→ What is expected
Please give back the listing below word for word, without the images.

- - - -

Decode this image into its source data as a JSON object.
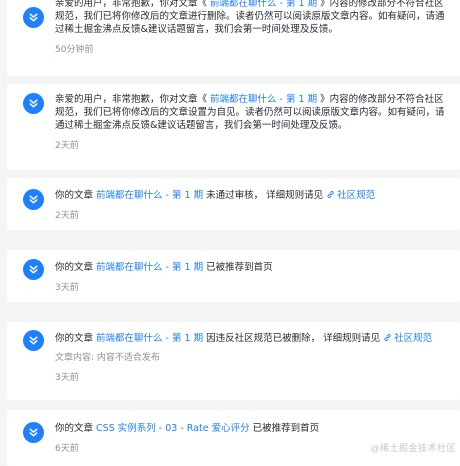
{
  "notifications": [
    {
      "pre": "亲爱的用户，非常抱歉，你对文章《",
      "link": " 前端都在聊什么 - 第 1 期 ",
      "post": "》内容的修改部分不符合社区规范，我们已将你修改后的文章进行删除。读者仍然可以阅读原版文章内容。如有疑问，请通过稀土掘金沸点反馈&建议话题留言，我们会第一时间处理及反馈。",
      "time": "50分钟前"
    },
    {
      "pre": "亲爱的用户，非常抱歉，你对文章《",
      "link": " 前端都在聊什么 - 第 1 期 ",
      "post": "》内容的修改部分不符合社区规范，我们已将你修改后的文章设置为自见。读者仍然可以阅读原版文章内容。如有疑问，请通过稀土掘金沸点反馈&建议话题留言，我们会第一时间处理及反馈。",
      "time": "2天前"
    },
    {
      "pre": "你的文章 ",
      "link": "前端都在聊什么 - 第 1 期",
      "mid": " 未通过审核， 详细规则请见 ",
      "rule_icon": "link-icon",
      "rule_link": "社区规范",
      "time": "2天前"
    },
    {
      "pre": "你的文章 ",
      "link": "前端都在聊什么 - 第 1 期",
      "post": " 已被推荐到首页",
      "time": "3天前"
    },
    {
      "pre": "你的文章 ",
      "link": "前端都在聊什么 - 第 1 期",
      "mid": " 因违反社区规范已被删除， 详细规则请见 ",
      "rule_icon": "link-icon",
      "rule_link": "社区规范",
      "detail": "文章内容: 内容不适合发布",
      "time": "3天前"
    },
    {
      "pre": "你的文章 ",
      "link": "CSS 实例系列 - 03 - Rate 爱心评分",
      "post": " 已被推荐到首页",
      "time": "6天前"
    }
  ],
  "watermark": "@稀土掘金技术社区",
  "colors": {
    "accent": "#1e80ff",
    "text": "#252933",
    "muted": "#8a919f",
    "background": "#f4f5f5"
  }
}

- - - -

→ Exercise answer
Decode this image into its source data as a JSON object.
{
  "notifications": [
    {
      "pre": "亲爱的用户，非常抱歉，你对文章《",
      "link": " 前端都在聊什么 - 第 1 期 ",
      "post": "》内容的修改部分不符合社区规范，我们已将你修改后的文章进行删除。读者仍然可以阅读原版文章内容。如有疑问，请通过稀土掘金沸点反馈&建议话题留言，我们会第一时间处理及反馈。",
      "time": "50分钟前"
    },
    {
      "pre": "亲爱的用户，非常抱歉，你对文章《",
      "link": " 前端都在聊什么 - 第 1 期 ",
      "post": "》内容的修改部分不符合社区规范，我们已将你修改后的文章设置为自见。读者仍然可以阅读原版文章内容。如有疑问，请通过稀土掘金沸点反馈&建议话题留言，我们会第一时间处理及反馈。",
      "time": "2天前"
    },
    {
      "pre": "你的文章 ",
      "link": "前端都在聊什么 - 第 1 期",
      "mid": " 未通过审核， 详细规则请见 ",
      "rule_icon": "link-icon",
      "rule_link": "社区规范",
      "time": "2天前"
    },
    {
      "pre": "你的文章 ",
      "link": "前端都在聊什么 - 第 1 期",
      "post": " 已被推荐到首页",
      "time": "3天前"
    },
    {
      "pre": "你的文章 ",
      "link": "前端都在聊什么 - 第 1 期",
      "mid": " 因违反社区规范已被删除， 详细规则请见 ",
      "rule_icon": "link-icon",
      "rule_link": "社区规范",
      "detail": "文章内容: 内容不适合发布",
      "time": "3天前"
    },
    {
      "pre": "你的文章 ",
      "link": "CSS 实例系列 - 03 - Rate 爱心评分",
      "post": " 已被推荐到首页",
      "time": "6天前"
    }
  ],
  "watermark": "@稀土掘金技术社区",
  "colors": {
    "accent": "#1e80ff",
    "text": "#252933",
    "muted": "#8a919f",
    "background": "#f4f5f5"
  }
}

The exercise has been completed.